Report: More reliable Xbox 360 imminent


Be gone, red ring of death. A recent report suggests that cooler-running 65nm chips for the Xbox 360 are already in production. It could spell an end to the popular gaming console's overheating problems.

According to the Inquirer website, 65nm versions of both the 360's Xenon main processor and Xenos graphics chip are currently being cranked out of Far Eastern production facilities. The implication is that the long-awaited 65nm revision of the Xbox 360 could arrive any day now.

To date, all Xbox 360s sold by Microsoft have been powered by processors and graphics chips based on 90nm production technology. Unfortunately, the console has suffered widely-publicised overheating problems. Typically, this manifests in the form of a hardware failure and a red warning light popularly known as the "red ring of death".

The hardware failures have hit Microsoft hard.

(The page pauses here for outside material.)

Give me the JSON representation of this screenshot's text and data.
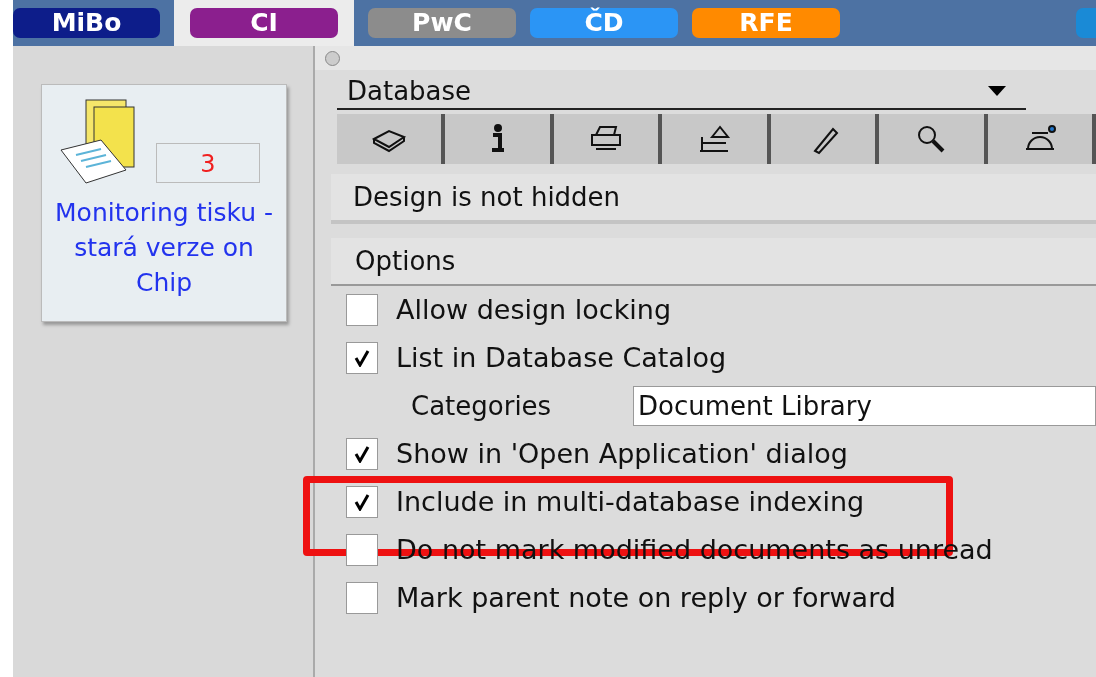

In a move designed to placate customers and boost confidence, Microsoft was recently forced to offer an extended three-year warranty for all 360s. The decision contributed to a multi-billion dollar loss for Microsoft's gaming division in its most recent financial year results.

65nm Xbox 360s

Still, as well as offering improved reliability and cooler operating temperature, 65nm Xbox 360s will deliver further benefits.

It's thought the main chassis will be a dead ringer for the current console. However, the reduced power consumption of the new chips will allow a smaller, lower-rated power supply unit (PSU). Existing 360s are fed by an enormous 200W external power brick.

For Microsoft, the smaller, cheaper chips will also help improve manufacturing yields and reduce costs.